Life events and their association with changes in the frequency of transport use in a large UK sample

Colin Whittle, Lorraine Whitmarsh, Nicholas Nash, Wouter Poortinga

Research output: Contribution to journalArticlepeer-review

6 Citations (SciVal)

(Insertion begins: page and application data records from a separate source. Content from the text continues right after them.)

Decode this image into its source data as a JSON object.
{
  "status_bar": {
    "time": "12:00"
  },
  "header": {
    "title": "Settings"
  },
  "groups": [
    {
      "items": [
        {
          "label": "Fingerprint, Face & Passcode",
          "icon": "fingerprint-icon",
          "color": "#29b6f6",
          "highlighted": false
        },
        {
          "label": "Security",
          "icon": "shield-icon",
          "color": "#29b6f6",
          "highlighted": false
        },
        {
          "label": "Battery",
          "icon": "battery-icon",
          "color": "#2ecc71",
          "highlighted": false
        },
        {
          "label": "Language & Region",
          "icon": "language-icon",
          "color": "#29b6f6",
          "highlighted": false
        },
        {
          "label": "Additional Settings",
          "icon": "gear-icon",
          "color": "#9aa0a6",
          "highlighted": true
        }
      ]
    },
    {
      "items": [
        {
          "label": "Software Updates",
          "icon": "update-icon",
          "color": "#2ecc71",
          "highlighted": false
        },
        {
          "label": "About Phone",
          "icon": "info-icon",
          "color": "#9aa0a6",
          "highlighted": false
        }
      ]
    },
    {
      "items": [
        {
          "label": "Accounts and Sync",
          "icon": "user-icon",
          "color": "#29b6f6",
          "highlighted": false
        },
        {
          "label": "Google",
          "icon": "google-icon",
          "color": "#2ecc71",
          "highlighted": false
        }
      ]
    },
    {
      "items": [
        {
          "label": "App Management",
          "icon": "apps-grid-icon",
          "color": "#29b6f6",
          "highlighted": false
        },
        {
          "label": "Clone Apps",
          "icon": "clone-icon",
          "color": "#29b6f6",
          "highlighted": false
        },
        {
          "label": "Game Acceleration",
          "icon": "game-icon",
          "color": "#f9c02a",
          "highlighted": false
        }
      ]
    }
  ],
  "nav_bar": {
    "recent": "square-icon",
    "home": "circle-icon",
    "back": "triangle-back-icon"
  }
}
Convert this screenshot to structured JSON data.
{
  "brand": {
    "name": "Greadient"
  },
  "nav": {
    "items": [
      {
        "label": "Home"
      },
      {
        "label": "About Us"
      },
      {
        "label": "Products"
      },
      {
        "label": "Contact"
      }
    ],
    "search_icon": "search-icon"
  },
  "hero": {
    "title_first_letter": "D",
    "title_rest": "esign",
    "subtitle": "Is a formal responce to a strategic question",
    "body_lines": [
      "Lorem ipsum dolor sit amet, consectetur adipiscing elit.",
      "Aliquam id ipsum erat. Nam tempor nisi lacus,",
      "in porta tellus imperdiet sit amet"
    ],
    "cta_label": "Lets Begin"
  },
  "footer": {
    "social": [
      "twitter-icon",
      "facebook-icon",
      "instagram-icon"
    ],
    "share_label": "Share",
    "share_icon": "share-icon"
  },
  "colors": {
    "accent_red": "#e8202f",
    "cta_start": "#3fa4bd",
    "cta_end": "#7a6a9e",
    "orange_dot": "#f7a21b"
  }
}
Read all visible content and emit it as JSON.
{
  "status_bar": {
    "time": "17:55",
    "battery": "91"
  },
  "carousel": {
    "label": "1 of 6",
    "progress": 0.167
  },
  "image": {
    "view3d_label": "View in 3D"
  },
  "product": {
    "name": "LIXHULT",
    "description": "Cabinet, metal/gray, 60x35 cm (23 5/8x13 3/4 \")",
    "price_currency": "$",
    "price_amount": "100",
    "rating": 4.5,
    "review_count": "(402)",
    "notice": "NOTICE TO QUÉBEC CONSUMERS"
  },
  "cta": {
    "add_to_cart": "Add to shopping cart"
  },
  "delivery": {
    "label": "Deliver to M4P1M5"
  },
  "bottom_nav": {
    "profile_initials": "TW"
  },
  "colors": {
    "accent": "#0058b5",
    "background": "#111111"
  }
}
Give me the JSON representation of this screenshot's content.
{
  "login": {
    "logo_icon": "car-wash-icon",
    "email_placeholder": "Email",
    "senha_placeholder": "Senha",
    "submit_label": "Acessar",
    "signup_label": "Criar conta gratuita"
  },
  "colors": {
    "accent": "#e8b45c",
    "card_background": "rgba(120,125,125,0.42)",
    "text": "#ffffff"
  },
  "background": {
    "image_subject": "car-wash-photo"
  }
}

From a mobility biographies perspective, and in line with the habit discontinuities literature, consistency in travel behaviours is context dependent and as such, will be more amenable to change following changes in context that disrupt habitual travel behaviour. Using the UK Household Longitudinal Study (UKHLS), a large-scale, longitudinal, national survey, this study investigates associations between disruption (in the form of life events and transport specific events) and changes in the frequency of car, bus, train, and bicycle use over a two-year period. The analysis extends previous research in this area by considering changes in the frequency of travel for all purposes, not only for commuting. Further, the study tested the self-activation hypothesis through an interaction between experiencing a life event and environmental concern. The results show that residential relocation and parenthood were associated with significant changes in frequency of travel mode use. Relocation showed the most consistent pattern away from car, bus, train, and cycling, while parenthood showed a consistently lower likelihood of increasing use of these modes (except car), but no greater likelihood of decreasing. Transport specific events often accounted for greater likelihood of change in travel mode use – for example, obtaining a driving license, changing the number of cars in the household, and changing to/from urban settings had large associations with changes in travel behaviours – although these were not consistent across modes. Overall, this suggests that changes in the use of the different transport modes were differentially susceptible to the life event and transport specific events.
Original languageEnglish
Pages (from-to)273-287
Number of pages15
JournalTravel Behaviour and Society
Early online date29 Apr 2022
Publication statusPublished - 31 Jul 2022

Bibliographical note

Funding Information:
This work was supported by the European Research Council [grant number 820235].


  • Behaviour change
  • Life events
  • Mobility biographies
  • Moments of change
  • Parenthood
  • Residential relocation

ASJC Scopus subject areas

  • Transportation


Dive into the research topics of 'Life events and their association with changes in the frequency of transport use in a large UK sample'. Together they form a unique fingerprint.

Cite this